"The horses were trespassing upon the defendant's track without any shadow of right, and the plaintiff did not attempt to prove that, for this trespass, the defendant was in fault under either the common law or any statute. The authorities are not entirely agreed whether in such circumstances the defendant owed to the plaintiff the duty of exercising ordinary care with respect to the horses, or only the duty of abstaining from willful injury. But if it be conceded that, prima facie, the defendant owed the larger duty of ordinary care, yet, as it appears that the animals came upon the track through the fault of the plaintiff, his claim against the defendant was legally defeated by his own contributory negligence, for, 'according to the principles of the common law, * * * every man at his peril is bound to keep his cattle on his own close, and prevent them from going on to that of his neighbor.' Coxe v. Robbins , 4 Halst. 384; Chambers v. Matthews , 3 Harr. 368. It was a natural and proximate consequence of the plaintiff's failure to discharge this duty that the horses should have strayed into the highway and thence upon the track, and there meet with injury from passing trains. Such a fault precluded recovery, even though the negligence of the defendant's servants helped to cause the accident. Vandegrift v. Rediker , 2 Zab. 185; Price v. New Jersey Railroad and Transportation Co. , 2 Vroom. 229."

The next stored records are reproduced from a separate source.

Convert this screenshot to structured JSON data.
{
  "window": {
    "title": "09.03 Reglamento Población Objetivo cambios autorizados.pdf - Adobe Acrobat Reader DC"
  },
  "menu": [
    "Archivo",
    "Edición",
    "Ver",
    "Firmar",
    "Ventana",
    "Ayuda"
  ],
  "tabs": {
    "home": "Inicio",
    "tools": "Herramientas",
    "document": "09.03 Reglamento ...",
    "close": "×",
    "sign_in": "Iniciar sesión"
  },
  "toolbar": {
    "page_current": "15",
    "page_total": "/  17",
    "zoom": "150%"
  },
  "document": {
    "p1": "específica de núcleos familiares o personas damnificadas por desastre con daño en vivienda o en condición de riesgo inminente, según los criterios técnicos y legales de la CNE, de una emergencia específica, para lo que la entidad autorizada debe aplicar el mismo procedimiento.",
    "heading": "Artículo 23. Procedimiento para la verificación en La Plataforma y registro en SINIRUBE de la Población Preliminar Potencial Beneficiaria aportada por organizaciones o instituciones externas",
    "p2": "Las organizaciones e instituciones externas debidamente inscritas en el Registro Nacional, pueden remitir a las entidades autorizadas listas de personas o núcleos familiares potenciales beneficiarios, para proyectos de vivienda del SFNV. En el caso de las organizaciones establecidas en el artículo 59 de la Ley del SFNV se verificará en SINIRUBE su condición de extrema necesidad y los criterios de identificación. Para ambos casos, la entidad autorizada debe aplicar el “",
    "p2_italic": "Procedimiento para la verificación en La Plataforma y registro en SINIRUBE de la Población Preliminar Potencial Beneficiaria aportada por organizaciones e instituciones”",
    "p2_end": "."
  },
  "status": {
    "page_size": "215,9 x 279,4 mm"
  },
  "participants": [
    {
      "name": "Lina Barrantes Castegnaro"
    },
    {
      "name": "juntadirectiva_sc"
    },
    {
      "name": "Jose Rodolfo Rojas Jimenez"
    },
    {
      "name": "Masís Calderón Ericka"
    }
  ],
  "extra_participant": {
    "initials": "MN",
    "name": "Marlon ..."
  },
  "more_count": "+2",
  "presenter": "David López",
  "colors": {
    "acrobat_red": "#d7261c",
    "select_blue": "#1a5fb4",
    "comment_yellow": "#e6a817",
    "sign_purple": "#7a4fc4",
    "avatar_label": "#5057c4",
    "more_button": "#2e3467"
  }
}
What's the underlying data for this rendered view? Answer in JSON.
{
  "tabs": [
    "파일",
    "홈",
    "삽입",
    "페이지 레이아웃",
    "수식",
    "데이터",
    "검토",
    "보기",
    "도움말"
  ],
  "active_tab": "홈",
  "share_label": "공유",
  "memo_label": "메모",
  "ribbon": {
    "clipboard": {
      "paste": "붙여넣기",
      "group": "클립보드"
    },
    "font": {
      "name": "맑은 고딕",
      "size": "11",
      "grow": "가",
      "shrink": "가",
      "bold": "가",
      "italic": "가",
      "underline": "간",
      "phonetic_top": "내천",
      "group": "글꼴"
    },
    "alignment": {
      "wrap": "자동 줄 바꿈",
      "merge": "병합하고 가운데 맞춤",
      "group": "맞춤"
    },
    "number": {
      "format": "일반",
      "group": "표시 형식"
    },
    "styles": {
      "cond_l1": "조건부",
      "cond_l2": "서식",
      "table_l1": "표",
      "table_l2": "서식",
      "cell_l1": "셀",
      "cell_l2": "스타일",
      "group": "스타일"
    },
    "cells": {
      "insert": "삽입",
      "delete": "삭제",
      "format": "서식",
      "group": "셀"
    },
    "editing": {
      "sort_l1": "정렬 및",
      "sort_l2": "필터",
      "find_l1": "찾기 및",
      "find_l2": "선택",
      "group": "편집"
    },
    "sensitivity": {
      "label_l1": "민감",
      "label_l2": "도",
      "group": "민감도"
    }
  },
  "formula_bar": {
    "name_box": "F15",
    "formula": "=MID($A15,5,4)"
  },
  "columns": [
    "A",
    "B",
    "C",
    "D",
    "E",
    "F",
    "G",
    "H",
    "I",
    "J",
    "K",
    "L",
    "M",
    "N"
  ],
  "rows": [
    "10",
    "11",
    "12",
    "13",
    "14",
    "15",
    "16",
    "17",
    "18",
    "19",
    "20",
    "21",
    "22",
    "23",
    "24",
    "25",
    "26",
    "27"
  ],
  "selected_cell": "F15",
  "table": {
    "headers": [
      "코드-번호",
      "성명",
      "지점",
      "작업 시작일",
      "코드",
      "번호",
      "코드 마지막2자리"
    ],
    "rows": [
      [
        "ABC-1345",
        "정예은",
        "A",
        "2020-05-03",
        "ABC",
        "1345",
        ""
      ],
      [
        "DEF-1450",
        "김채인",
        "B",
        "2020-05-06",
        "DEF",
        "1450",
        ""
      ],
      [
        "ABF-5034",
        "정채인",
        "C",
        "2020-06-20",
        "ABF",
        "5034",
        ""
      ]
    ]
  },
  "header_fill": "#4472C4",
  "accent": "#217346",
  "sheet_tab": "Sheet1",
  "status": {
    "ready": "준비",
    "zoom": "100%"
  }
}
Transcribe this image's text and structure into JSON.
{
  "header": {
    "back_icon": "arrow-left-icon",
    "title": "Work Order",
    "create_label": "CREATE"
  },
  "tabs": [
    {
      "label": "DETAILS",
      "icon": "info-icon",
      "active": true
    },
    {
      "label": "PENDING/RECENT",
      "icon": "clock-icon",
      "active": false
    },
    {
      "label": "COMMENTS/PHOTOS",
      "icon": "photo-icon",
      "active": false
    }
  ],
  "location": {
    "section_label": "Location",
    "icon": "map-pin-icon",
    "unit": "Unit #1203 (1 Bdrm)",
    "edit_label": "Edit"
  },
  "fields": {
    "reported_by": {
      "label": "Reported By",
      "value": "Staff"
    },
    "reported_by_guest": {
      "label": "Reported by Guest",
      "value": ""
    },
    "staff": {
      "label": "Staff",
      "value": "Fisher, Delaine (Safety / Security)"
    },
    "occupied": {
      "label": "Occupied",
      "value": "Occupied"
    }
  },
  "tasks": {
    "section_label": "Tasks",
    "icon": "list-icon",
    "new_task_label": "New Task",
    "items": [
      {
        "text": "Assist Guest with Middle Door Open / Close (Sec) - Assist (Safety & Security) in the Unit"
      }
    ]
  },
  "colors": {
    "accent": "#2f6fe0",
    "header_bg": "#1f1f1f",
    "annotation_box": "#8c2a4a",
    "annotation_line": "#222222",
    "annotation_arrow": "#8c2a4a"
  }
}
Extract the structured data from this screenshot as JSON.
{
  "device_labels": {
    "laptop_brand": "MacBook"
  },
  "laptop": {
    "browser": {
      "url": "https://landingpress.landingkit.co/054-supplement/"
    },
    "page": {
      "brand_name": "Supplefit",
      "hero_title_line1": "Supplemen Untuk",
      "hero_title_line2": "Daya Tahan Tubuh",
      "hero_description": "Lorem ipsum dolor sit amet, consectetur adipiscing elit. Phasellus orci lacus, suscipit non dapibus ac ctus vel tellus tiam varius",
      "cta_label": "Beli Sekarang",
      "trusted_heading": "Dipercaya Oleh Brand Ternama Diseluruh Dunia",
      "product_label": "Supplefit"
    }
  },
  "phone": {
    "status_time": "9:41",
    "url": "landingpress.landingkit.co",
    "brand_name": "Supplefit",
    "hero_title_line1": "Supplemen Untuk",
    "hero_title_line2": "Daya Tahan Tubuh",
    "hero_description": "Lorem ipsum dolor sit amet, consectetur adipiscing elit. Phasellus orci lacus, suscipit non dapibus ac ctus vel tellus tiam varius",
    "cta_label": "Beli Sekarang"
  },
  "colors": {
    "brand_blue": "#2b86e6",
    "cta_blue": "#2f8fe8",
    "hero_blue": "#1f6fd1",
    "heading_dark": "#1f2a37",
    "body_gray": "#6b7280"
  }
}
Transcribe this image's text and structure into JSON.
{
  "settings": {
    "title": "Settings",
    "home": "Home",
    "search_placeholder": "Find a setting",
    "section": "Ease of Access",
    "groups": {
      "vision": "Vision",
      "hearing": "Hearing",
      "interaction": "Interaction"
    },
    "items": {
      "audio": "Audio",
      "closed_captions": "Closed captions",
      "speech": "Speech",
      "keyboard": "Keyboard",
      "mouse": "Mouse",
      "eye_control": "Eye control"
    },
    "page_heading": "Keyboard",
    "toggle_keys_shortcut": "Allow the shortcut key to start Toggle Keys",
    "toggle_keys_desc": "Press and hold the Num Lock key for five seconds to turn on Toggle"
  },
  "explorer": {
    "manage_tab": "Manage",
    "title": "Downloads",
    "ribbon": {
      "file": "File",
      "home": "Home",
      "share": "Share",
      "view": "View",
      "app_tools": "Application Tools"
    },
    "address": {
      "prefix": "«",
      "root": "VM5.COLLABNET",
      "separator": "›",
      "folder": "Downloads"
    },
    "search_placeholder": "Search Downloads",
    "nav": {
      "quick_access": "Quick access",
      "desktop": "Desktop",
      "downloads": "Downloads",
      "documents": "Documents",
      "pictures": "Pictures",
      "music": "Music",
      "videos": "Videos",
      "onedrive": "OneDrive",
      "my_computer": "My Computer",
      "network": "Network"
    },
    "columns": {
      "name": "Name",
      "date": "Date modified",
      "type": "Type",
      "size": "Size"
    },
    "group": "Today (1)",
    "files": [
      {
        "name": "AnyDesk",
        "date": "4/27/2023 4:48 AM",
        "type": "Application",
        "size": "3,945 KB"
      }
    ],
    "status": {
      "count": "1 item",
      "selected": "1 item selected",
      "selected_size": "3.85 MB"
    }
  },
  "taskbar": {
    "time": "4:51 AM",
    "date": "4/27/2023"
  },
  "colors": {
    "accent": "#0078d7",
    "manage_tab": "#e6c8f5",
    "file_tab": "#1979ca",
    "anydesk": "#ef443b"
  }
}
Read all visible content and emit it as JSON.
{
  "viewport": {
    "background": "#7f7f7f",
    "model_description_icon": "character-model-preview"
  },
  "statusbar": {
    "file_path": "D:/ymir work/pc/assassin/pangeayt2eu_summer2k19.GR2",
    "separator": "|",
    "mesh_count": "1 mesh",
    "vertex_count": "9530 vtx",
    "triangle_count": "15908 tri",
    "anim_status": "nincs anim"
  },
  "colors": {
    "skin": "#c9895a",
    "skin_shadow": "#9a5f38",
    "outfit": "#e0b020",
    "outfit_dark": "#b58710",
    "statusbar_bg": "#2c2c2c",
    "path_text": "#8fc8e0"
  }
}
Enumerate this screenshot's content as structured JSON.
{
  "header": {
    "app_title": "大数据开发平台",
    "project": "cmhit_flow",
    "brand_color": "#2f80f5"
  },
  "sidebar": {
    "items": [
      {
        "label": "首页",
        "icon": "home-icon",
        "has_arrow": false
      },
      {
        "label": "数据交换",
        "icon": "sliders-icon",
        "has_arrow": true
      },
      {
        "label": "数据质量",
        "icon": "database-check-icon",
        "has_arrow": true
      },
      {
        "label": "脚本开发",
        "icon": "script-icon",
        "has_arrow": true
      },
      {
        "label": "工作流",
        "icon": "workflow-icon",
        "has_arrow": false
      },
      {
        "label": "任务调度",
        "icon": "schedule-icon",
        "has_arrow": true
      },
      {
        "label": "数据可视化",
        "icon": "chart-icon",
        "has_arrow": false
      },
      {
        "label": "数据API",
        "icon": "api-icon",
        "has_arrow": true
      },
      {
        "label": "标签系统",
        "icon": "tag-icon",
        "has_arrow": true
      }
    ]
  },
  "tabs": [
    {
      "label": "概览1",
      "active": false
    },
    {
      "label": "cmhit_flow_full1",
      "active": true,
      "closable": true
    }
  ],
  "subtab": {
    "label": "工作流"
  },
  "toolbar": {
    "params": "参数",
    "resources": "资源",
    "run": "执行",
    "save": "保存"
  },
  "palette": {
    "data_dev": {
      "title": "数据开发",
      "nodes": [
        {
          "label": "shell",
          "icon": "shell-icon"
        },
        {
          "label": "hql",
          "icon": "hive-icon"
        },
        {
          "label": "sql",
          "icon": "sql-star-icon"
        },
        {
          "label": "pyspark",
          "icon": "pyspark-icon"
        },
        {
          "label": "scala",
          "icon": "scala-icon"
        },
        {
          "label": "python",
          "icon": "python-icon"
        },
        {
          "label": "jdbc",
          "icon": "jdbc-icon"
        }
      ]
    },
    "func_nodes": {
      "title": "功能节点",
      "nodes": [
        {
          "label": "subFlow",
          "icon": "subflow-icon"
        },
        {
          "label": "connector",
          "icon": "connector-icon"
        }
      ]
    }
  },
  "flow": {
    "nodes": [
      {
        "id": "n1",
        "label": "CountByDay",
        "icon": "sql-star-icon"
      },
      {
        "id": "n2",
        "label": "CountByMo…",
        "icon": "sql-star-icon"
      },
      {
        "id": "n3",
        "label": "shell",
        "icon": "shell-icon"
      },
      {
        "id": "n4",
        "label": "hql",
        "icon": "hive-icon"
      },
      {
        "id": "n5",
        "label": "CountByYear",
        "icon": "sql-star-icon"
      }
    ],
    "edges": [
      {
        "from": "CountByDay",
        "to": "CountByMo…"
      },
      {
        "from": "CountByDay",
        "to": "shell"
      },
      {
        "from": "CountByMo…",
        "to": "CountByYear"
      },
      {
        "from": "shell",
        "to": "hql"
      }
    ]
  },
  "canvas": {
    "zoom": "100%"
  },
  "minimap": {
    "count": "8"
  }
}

Plaintiff, in effect, says that all railroad tracks should be fenced. To carry this argument to its logical conclusion, would require railroad companies to erect fences at passenger stations, freight stations and sidings to protect against straying animals entering upon its tracks and imposing liability for damages as a consequence of its failure to erect such fences. We are of the opinion that the Railroad Fence Act does not justify the strained construction contended for by plaintiff. Under the factual issue here, we are satisfied that the causation of plaintiff's damages had its origin in the plaintiff's failure to keep his cattle within the confines of his close and not by the defendant's failure to erect a fence at the place where the cows came upon defendant's railroad tracks. It is immaterial, for a determination of this issue, as to how the cattle broke out of plaintiff's pasture or who may have loosed them.
[1 NJSuper Page 259]
A supplemental brief filed by the defendant subsequent to the oral argument, raises the issue that R.S. 48:12-46 does not apply to the defendant as it is a foreign corporation and not organized under the legislation applicable here. But this defense was not interposed at the trial before the District Court. It may be that there are special circumstances in this case which require the railroad, notwithstanding it is a foreign corporation, to fence that part of its railroad where plaintiff's cow was struck. As to this, however, the record is silent.
We concur in the judgment of the trial court and it is hereby affirmed, with costs.